Each line of the records below that holds "text" should be copied out.

[Records excerpted from a collection]
------------------------------------

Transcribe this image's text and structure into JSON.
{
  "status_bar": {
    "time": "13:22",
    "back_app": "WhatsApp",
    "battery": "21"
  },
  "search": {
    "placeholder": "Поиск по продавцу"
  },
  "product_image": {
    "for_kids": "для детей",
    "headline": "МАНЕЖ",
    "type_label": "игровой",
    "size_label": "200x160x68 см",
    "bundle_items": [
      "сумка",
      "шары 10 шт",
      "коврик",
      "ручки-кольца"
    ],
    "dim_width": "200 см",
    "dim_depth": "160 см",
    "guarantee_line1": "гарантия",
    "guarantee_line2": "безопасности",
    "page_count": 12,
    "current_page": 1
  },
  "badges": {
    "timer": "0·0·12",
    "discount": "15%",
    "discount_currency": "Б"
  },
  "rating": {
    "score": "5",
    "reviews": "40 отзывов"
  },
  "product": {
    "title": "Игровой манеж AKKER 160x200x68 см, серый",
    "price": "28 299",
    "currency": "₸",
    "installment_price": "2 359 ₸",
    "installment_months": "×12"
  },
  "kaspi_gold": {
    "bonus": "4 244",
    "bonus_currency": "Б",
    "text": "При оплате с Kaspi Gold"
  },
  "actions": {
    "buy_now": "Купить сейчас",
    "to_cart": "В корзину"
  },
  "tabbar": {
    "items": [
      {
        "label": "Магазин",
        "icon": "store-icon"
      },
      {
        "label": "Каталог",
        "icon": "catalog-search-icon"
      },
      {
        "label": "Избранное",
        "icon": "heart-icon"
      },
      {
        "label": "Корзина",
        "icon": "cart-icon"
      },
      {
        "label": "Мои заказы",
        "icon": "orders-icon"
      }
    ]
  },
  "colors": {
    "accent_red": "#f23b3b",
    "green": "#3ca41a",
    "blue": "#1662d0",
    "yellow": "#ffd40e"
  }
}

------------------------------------

* TASK SOLUTION:
Transcribe this image's text and structure into JSON.
    "text": "При оплате с Kaspi Gold"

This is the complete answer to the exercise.